03 March 2010

Starting to Read the NT


After arriving to the great sunny land of California, my benefactor handed me a bunch of literature with information about what proselytizing Christians might say, including many quotations from the NT. After reading some of it, I realized that all the scriptural verses were not in their context. Moreover, how could I discuss, with any knowledge, what the NT or Christianity believed about various matters? So, I set aside that literature and began to read the NT, itself. So far, it's been good - I'm progressing. Although there's a lot in there that, for lack of better phrasing, I just don't believe, nonetheless, I've found reading it interesting on three accounts:
1) Seeing how it/Jesus uses Biblical verses (that is, from the Hebrew Bible) that aren't necessarily the way that we Jews read them.
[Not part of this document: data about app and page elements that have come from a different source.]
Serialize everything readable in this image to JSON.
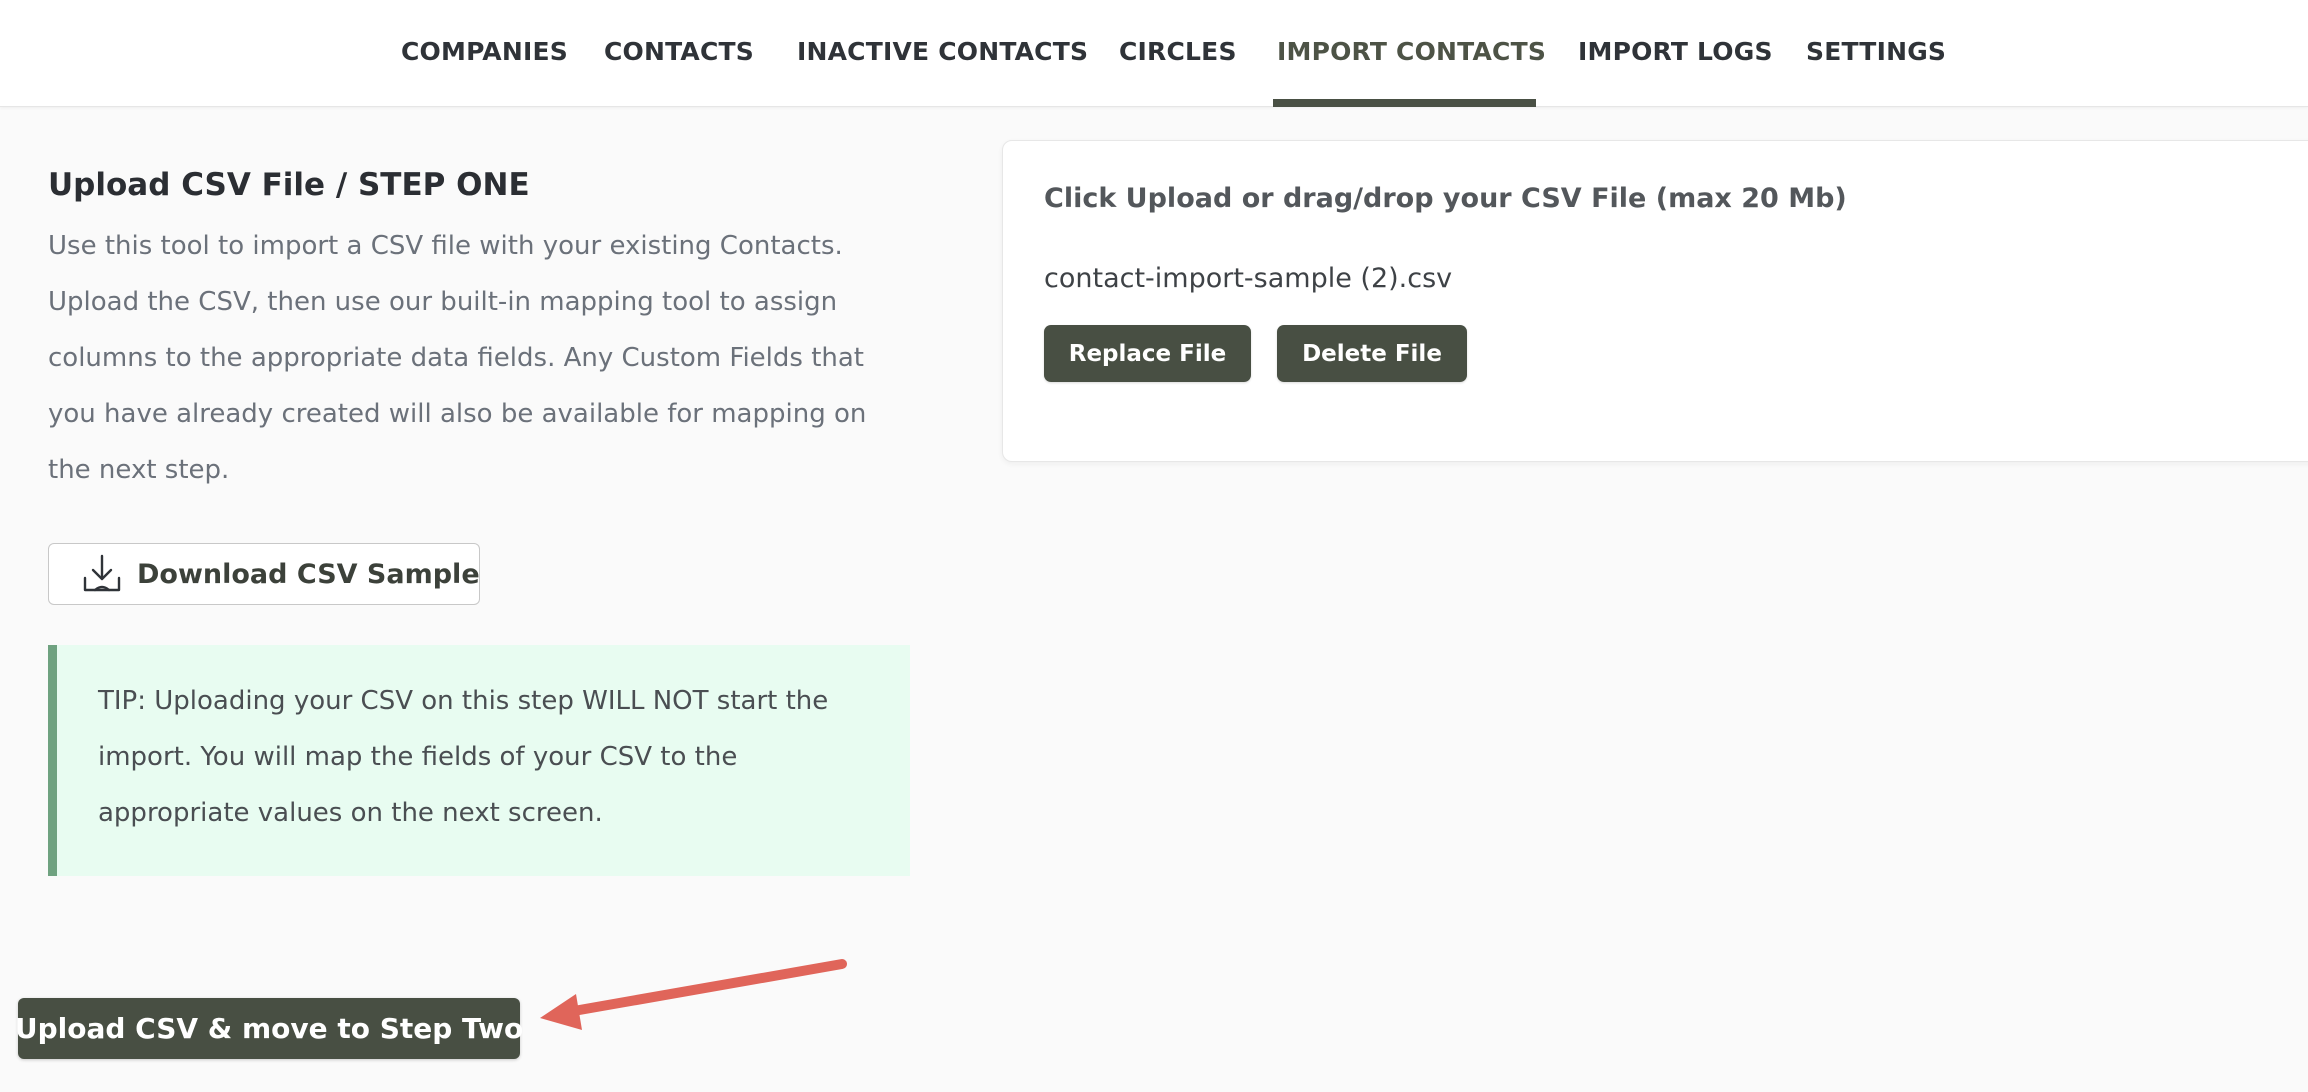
{
  "nav": {
    "tabs": [
      {
        "label": "COMPANIES",
        "active": false
      },
      {
        "label": "CONTACTS",
        "active": false
      },
      {
        "label": "INACTIVE CONTACTS",
        "active": false
      },
      {
        "label": "CIRCLES",
        "active": false
      },
      {
        "label": "IMPORT CONTACTS",
        "active": true
      },
      {
        "label": "IMPORT LOGS",
        "active": false
      },
      {
        "label": "SETTINGS",
        "active": false
      }
    ]
  },
  "step": {
    "title": "Upload CSV File / STEP ONE",
    "description": "Use this tool to import a CSV file with your existing Contacts. Upload the CSV, then use our built-in mapping tool to assign columns to the appropriate data fields. Any Custom Fields that you have already created will also be available for mapping on the next step.",
    "download_label": "Download CSV Sample",
    "download_icon": "download-tray-icon",
    "tip": "TIP: Uploading your CSV on this step WILL NOT start the import. You will map the fields of your CSV to the appropriate values on the next screen."
  },
  "upload": {
    "heading": "Click Upload or drag/drop your CSV File (max 20 Mb)",
    "file_name": "contact-import-sample (2).csv",
    "replace_label": "Replace File",
    "delete_label": "Delete File"
  },
  "primary_action": {
    "label": "Upload CSV & move to Step Two"
  },
  "colors": {
    "accent": "#484f43",
    "tip_background": "#e8fcf1",
    "tip_border": "#6fa280",
    "annotation_arrow": "#e0655a"
  }
}
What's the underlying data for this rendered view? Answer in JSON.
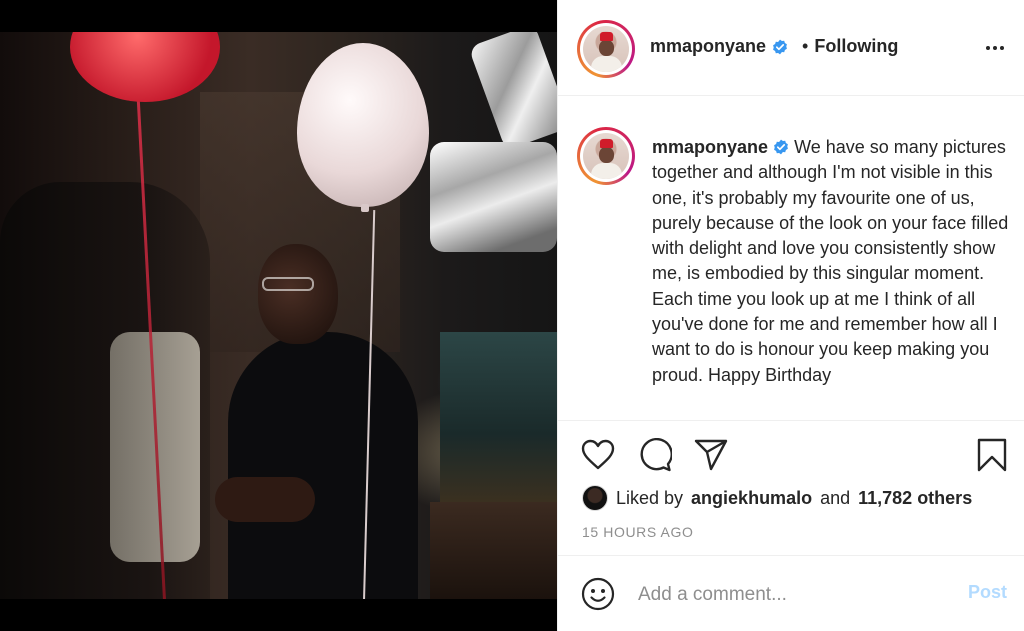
{
  "post": {
    "username": "mmaponyane",
    "verified": true,
    "follow_separator": "•",
    "follow_status": "Following",
    "caption": "We have so many pictures together and although I'm not visible in this one, it's probably my favourite one of us, purely because of the look on your face filled with delight and love you consistently show me, is embodied by this singular moment. Each time you look up at me I think of all you've done for me and remember how all I want to do is honour you keep making you proud. Happy Birthday",
    "likes": {
      "prefix": "Liked by",
      "liker": "angiekhumalo",
      "connector": "and",
      "others": "11,782 others"
    },
    "timestamp": "15 HOURS AGO"
  },
  "comment": {
    "placeholder": "Add a comment...",
    "post_label": "Post"
  },
  "icons": {
    "like": "heart-icon",
    "comment": "comment-bubble-icon",
    "share": "paper-plane-icon",
    "save": "bookmark-icon",
    "emoji": "smiley-icon",
    "verified": "verified-badge-icon",
    "more": "more-options-icon"
  },
  "colors": {
    "verified_blue": "#3897f0",
    "post_button_disabled": "#b3dbff",
    "text": "#262626",
    "muted": "#8e8e8e"
  }
}
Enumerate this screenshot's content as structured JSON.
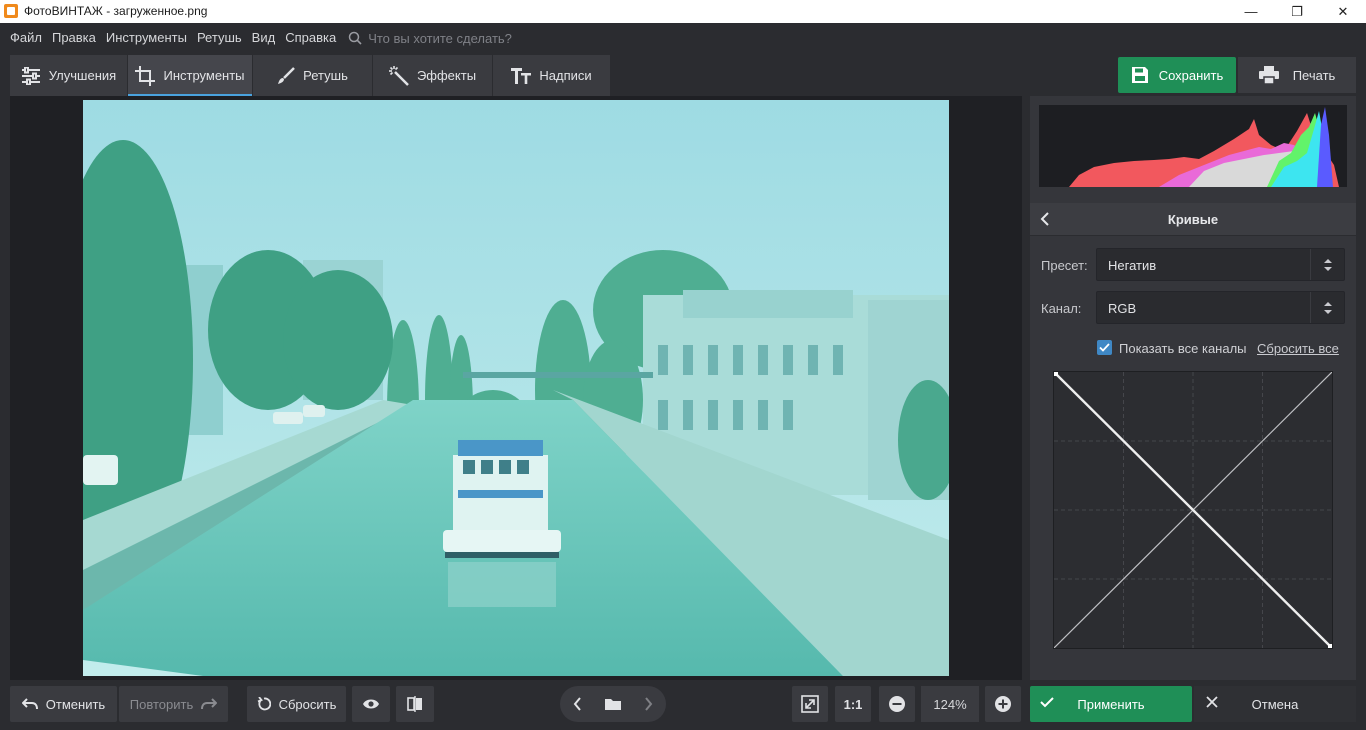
{
  "window": {
    "title": "ФотоВИНТАЖ - загруженное.png"
  },
  "menu": {
    "items": [
      "Файл",
      "Правка",
      "Инструменты",
      "Ретушь",
      "Вид",
      "Справка"
    ],
    "search_placeholder": "Что вы хотите сделать?"
  },
  "tabs": [
    {
      "label": "Улучшения",
      "icon": "sliders-icon"
    },
    {
      "label": "Инструменты",
      "icon": "crop-icon",
      "active": true
    },
    {
      "label": "Ретушь",
      "icon": "brush-icon"
    },
    {
      "label": "Эффекты",
      "icon": "magic-wand-icon"
    },
    {
      "label": "Надписи",
      "icon": "text-icon"
    }
  ],
  "toolbar": {
    "save_label": "Сохранить",
    "print_label": "Печать"
  },
  "curves": {
    "title": "Кривые",
    "preset_label": "Пресет:",
    "preset_value": "Негатив",
    "channel_label": "Канал:",
    "channel_value": "RGB",
    "show_all_channels_label": "Показать все каналы",
    "show_all_channels_checked": true,
    "reset_all_label": "Сбросить все"
  },
  "bottom": {
    "undo_label": "Отменить",
    "redo_label": "Повторить",
    "reset_label": "Сбросить",
    "fit_label": "1:1",
    "zoom_value": "124%",
    "apply_label": "Применить",
    "cancel_label": "Отмена"
  },
  "colors": {
    "accent_green": "#1f8f57",
    "accent_blue": "#4aa3df",
    "photo_tint": "#8fd3d3"
  }
}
On the other hand, it is also interesting to see how the NT is describing certain Biblical laws being followed in that time.
2) Getting a better sense of the origins of certain ideas that have trickled down to our day in contemporary America, but more interestingly, phrases, as well.
3) Reading about certain social circumstances as well as outlooks that would also be reflected upon rabbinic literature as well as similar statements (or dissimilar, for that matter).
This last one is something that may not appeal to a lot of people, but is the most intellectually fascinating aspect to me. Although I may be reading it on account of needing to know this stuff for professional reasons (whether that would be confronting missionaries, contrasting NT statements to Jewish positions, or even just to discuss with Christian clergy), it's this third reason that really keeps me going, as someone who enjoys reading and studying rabbinic literature.

7 comments:

R' Daniel said...

When you read the Gospels, especially Matthew, you are going to find many parables between the actual words of Jesus/Yeshua and the words of many of our sages.

When you read Paul, you will notice some literary motifs similar to Midrash, but on the whole, you will find Paul at odds with Jesus many times.

I am trained in both Jewish and Christian religious studies, and I do advocate separating the words of Jesus and the dogmas created about him which abound in the Christian Scriptures. I take the approach of Jefferson, Hyam Maccoby, and Barrie Wilson in this regard. Viewing it in this light, while also taking into account Rav Emden and other rabbinical teachings on Jesus and Christianity, will prove to be most beneficial. You really do need to draw together the traditional sources and the fantastic academic works done on Early Christianity and Judaism.

你怎麼說 said...

向小善致敬,它使人生旅程較為平順。........................................

簡單嗎 said...

沒有友情,人生何樂?........................................

R' Daniel said...

That should say "many parallels."

wrpn said...

I don't like the Gospels that much Drew. On the other hand I find the Pauline epistles fascinating. The line "we are surrounded by a cloud of witnesses"from Hebrews is great prose for funerals.

Drew_Kaplan said...

R' Daniel - I'm still in the gospels and they are interesting (especially Matthew), so we'll see how they compare with the other pieces.
I'm not familiar with "Jefferson, Hyam Maccoby, and Barrie Wilson" or their approaches.... What was Rav Emden's take on this?
wrpn - Why don't you like the Gospels that much?

wrpn said...

@Drew-I find the Epistles very inspiring but the Gospel narrative makes me ill at times.